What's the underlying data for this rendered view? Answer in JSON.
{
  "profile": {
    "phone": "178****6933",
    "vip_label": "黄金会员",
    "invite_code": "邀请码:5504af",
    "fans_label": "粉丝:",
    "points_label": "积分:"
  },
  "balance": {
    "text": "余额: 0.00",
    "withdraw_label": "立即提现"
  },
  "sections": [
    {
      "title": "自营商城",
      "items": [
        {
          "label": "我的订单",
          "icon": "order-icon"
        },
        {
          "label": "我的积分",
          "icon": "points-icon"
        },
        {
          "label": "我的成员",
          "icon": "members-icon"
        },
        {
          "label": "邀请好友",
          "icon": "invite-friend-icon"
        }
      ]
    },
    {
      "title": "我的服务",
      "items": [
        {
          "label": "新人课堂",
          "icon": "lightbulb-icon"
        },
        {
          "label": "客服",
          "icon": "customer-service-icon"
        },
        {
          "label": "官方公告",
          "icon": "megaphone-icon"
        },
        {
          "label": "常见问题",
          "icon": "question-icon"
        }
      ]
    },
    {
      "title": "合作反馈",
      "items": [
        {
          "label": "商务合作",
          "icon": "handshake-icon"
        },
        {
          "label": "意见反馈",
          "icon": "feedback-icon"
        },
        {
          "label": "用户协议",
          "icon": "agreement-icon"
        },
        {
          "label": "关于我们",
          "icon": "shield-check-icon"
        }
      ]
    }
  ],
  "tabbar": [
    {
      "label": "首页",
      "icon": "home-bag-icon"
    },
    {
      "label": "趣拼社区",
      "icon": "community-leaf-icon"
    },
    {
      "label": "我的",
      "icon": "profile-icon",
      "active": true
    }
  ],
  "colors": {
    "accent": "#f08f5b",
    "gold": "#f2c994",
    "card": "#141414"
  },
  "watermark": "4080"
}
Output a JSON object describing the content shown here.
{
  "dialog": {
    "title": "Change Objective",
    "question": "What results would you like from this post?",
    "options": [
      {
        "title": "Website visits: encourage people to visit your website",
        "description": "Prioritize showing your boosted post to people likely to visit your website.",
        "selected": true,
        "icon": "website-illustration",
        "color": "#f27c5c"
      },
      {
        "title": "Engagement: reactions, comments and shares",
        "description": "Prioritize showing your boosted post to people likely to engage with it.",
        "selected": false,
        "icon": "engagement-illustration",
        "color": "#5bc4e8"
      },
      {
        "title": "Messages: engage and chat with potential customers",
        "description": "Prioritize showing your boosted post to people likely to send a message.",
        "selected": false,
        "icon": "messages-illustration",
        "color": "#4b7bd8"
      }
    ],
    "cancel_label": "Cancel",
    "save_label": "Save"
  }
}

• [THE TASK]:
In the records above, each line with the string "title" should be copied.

• [SOLUTION]:
      "title": "自营商城",
      "title": "我的服务",
      "title": "合作反馈",
    "title": "Change Objective",
        "title": "Website visits: encourage people to visit your website",
        "title": "Engagement: reactions, comments and shares",
        "title": "Messages: engage and chat with potential customers",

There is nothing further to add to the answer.